In Germany, the shadow of the Nazis, as well as more recent dilemmas over terrorism and refugees, hang over “Terror.” For Hausmann, the play’s themes of personal morality versus the needs of the state, and the value of individual lives versus the greater good, are also particularly resonant for the United States. Similar questions drove “Golem of Havana,” which was inspired by the experience of Hausmann’s Jewish family during the Holocaust and set in Cuba during the Revolution.

“How do we measure the value of life when we’re fighting a war on terror?” Hausmann says. “We killed 10 terrorists, but two civilians died. What does it say about us when we’re being so utilitarian?”

He feels those questions are newly relevant with the government of President Trump, who has said he would bring back torture and deport millions of undocumented immigrants.

“What the play does is ask what’s the conflict between what’s right and what’s legal,” says Hausmann. “I think that’s something we have to be very vigilant about in the next four years.”

In staging the play for Miami, Mosher and Hausmann deliberately opened the casting to different sexes, races and cultures. Hausmann hopes “Terror” will be particularly powerful in a city filled with generations of Latin American immigrants and political refugees.

“We don’t trust the law so much in Latin America,” says Hausmann, who fled Venezuela in 2010 amidst a wave of anti-Semitism and after his theater company was targeted by the government. “What is empowering for people like us is ... when we as a community decide what’s right and what’s wrong.”

Maestro, whose Miami friends include the Pulitzer Prize-winning Cuban-American playwright Nilo Cruz, says the actors have discussed their family histories, which for several of them include dealing with an oppressive state. Armand is Haitian-American.
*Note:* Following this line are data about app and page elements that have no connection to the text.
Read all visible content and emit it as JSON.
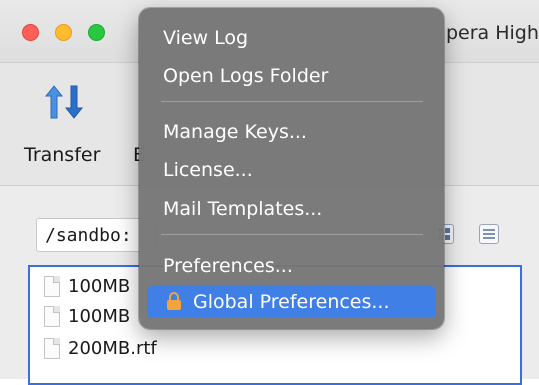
{
  "window": {
    "title": "pera High"
  },
  "toolbar": {
    "transfer_label": "Transfer",
    "next_label_partial": "E"
  },
  "path": {
    "value": "/sandbo:"
  },
  "files": [
    {
      "name": "100MB"
    },
    {
      "name": "100MB"
    },
    {
      "name": "200MB.rtf"
    }
  ],
  "menu": {
    "items": [
      {
        "label": "View Log"
      },
      {
        "label": "Open Logs Folder"
      },
      {
        "label": "Manage Keys..."
      },
      {
        "label": "License..."
      },
      {
        "label": "Mail Templates..."
      },
      {
        "label": "Preferences..."
      },
      {
        "label": "Global Preferences...",
        "icon": "lock-icon",
        "highlighted": true
      }
    ]
  },
  "colors": {
    "menu_background": "#767676",
    "highlight": "#3f7fe6",
    "selection_border": "#3a6fe0"
  }
}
Tucci’s parents fled Italy on the eve of WW II. The mother of Peter Romano, who plays the defense attorney, is from Syria.

Maestro, whose parents endured the brutal Argentine dictatorship of the late 1970s and early ’80s, is conflicted over her character’s actions.

“In Argentina a lot of things that came from the law or the government were not ethical,” Maestro says. “For me as the character, at times it’s been difficult to get into this mindset. It’s an awful thing to kill 164 passengers, even though you’re saving 50,000 people. But her argument is very logical, it makes sense to her.”

She says the actors wonder if playing their roles differently will affect the audience’s verdict.

“What a wonderful thing to have this device of people voting,” she says. “It’s perfect for Miami, this melting pot of people from all over the world. As a culture we like to participate.”

In translating the play from Germany to the United States, Mosher made changes to align the story with U.S. military procedures and American law. But he is most curious about how “Terror” will play to Americans’ unique sense of self-determination.

“When I was a kid I loved Davy Crockett, and his motto was ‘be sure you’re right, then go ahead,’ ” says Mosher. “That’s the pilot’s argument — I was sure I was right. Is that going to tilt in America in a way it wouldn’t in Germany?”

In a subsequent email, Mosher amplified his thinking about “Terror.”

“The question of whether it’s ever OK to act outside or ‘above’ the law has perplexed societies for thousands of years, and yes, the issue is currently very much on the boil in the U.S.,” he writes. “Not my president, and so forth. ... The question is, if it’s OK for some people to act outside the legal framework, is it then OK for everybody? There’s no easy answer to this dilemma, and every night of this play, the audience gets to vote.”

If you go

What: ‘Terror’ by Ferdinand von Schirach

When: 8 p.m. Thursday - Friday (previews); 8 p.m. Saturday (opening) and 3 p.m. Sunday; continues 8 p.m. Thurs. - Sat., 3 p.m. Sunday, Feb. 2-5, 9-12, and 16-19

Where: Colony Theater, 1040 Lincoln Road, Miami Beach

Info: $35-$60, opening night $100; colonymb.org/terror or 800-211-1414